Use your hands to gently press the dough into a ball. Cover and refrigerate until firm but not hard, about 30 minutes (if making ahead, let the dough stand at room temp until pliable but still cold). Do not roll out until just before the tarte Tatin’s fruit is finished cooking.
Makes enough for 2 tartes (can be frozen, well-wrapped, for a month).
The actual tarte:
4 large Granny Smith apples
4 large Pink Lady apples
2 tablespoons fresh lemon juice
3/4 cup sugar
1/2 recipe Tarte Tatin Pastry (see above!)
crème fraiche for serving (optional)
Position a rack in the bottom third of the oven and heat the oven to 375º. Peel, quarter and core the apples. Place in a large bowl and toss with lemon juice, set aside. Place the sugar in a 10-inch skillet or tarte Tatin pan over low heat. When some of the sugar begins to melt, begin stirring with a wooden spoon till all the sugar is melted and begins to turn a pale golden color.
Remove the pan from the heat. Begin arranging the apple pieces in the skillet, rounded side down, in concentric circles, fitting them as close together as possible. Fill the center with 2 or 3 apple pieces, as needed. Arrange remaining pieces, rounded side up, in concentric circles on top of the first layer, fillling in the gaps. Cut the butter into small pieces and scatter over the apples.
Place the pan over medium heat and cook until the sugar turns a deep caramel color and the juices released are nearly evaporated, about 15-20 min. Remove from heat.
Flour a work surface and a rolling pin well. Pat your dough into a disk with your hands. Roll the dough into a circle that is 1/4″ thick and 12″ wide, flouring the surface under the dough and the rolling pin to prevent sticking. Carefully place the pastry round over the fruit in the skillet. Trim the dough to 1/2″ larger than the skillet and tuck the overhanging dough in around the fruit.

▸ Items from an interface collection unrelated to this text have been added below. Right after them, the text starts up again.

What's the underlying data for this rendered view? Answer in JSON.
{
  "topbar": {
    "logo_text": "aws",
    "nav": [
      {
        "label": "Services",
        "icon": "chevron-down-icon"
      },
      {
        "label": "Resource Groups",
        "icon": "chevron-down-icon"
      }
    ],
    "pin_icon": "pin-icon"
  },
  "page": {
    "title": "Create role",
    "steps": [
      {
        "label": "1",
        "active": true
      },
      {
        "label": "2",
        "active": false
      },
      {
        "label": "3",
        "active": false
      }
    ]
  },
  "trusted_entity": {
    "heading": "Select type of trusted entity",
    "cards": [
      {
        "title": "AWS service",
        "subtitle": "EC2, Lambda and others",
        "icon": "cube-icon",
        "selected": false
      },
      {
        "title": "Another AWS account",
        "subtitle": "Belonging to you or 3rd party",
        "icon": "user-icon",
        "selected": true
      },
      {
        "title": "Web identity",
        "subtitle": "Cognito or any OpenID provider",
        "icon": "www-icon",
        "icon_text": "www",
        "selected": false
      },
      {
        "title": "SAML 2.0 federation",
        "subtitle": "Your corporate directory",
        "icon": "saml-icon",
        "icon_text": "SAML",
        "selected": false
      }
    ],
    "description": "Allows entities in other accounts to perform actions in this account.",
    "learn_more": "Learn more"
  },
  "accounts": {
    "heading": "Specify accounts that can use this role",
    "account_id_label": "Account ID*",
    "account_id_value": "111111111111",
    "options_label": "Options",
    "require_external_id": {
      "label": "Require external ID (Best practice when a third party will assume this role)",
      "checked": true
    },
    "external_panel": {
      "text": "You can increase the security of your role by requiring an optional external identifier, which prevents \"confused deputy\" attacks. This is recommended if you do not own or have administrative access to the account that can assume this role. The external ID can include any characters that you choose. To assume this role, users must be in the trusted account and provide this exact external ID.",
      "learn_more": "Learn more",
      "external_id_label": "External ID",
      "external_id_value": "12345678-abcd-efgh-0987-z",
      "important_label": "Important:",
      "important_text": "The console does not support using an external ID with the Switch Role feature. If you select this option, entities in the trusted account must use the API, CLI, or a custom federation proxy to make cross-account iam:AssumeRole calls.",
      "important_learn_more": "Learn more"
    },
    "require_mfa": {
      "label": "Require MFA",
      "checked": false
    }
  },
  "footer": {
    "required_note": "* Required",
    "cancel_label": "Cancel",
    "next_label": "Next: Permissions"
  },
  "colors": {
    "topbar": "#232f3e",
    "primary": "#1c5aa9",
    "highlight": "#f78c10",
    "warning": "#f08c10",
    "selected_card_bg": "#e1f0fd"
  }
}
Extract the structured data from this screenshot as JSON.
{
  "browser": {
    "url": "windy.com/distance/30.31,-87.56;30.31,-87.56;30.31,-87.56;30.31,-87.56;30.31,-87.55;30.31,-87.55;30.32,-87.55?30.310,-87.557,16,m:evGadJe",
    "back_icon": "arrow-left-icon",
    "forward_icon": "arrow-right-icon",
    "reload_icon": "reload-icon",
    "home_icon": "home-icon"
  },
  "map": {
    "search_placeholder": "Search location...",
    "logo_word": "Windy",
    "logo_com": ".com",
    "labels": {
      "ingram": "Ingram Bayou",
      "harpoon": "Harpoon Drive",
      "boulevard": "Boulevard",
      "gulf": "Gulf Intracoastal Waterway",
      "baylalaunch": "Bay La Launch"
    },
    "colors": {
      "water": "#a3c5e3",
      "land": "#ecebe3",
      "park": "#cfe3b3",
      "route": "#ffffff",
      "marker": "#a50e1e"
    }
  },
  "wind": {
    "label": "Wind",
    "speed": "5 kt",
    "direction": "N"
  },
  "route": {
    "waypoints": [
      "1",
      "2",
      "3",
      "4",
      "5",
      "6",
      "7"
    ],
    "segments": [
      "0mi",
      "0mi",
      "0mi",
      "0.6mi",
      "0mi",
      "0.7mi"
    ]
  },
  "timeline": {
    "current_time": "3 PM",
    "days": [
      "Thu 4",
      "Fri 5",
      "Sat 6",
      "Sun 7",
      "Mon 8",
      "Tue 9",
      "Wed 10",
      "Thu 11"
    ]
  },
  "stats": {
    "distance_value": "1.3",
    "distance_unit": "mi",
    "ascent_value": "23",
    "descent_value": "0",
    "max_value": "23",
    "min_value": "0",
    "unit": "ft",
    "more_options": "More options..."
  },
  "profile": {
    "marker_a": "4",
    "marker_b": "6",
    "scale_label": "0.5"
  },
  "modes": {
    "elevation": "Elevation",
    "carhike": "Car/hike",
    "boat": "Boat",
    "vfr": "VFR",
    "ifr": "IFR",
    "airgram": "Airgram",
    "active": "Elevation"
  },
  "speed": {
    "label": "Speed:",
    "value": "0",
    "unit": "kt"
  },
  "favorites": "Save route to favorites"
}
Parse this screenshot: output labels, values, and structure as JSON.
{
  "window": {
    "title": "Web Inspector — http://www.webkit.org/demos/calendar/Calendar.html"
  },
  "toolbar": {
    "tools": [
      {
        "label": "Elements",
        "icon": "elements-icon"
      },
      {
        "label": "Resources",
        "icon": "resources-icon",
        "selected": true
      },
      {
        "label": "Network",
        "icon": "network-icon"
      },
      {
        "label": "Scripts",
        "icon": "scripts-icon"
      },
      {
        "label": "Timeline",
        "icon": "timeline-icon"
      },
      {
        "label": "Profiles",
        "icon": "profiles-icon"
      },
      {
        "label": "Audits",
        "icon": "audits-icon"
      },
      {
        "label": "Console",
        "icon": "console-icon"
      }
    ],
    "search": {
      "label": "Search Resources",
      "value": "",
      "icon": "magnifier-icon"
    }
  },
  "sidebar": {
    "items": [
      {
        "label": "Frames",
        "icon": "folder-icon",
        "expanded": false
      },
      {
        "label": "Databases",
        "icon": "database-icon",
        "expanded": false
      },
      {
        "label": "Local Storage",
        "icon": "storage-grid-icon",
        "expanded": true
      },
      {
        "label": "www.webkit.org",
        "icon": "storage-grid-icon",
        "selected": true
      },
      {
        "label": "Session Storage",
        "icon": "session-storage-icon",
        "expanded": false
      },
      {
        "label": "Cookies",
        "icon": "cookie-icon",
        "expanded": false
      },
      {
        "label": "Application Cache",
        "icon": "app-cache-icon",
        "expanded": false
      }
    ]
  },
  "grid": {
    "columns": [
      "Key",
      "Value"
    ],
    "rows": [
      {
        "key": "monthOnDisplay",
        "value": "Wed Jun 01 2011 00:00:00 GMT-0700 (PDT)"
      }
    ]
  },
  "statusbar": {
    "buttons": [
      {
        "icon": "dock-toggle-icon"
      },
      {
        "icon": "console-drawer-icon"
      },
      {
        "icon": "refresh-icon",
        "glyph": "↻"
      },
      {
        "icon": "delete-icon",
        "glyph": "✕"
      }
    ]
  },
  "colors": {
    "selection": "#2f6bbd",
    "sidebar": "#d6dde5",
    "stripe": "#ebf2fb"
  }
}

Bake until the the crust is golden brown, about 25-30 minutes. Remove from oven and let rest for 10 minutes.
Run a small sharp knife around the edges of the tarte to loosen. Place a large plate or platter over the skillet. Using 2 kitchen towels, hold the plate and the skillet together and carefully but quickly invert the tarte on the plate. Let stand for a few minutes to cool slightly. Cut into wedge and serve with crème fraiche, if desired.
Cooking notes: We used a 10″ cast-iron skillet; people have had success with stainless steel All-Clad and of course actual tarte Tatin pans. Having never made one of these before, Reid was kind of skeptical about cutting the apples into quarters. “Doesn’t it seem kind of chunky? Like we should be making slices?” Obviously, we left it up to Amanda Hesser and Molly O’Neill and they didn’t steer us wrong. Slices wouldn’t have held up to the caramelizing and turned into mush.
Apparently, the traditional French choice for this are Golden Delicious apples. We used 1/2 Pink Lady and 1/2 Granny Smith and it wasn’t too sweet. The recipe calls for Granny Smith, but I think any apple that is firm and flavorful will do ya good. We also didn’t use all the apples, but we got huge ones.
I recommend putting the cast iron skillet on a baking sheet when you put it into the oven (we didn’t, and got buttery apple juice on our oven floor). Get someone more coordinated than you to flip the tarte onto your serving plate if you feel nervous.
Also: revel in its buttery, sugary, appley glory as it boils away on your stove. We did.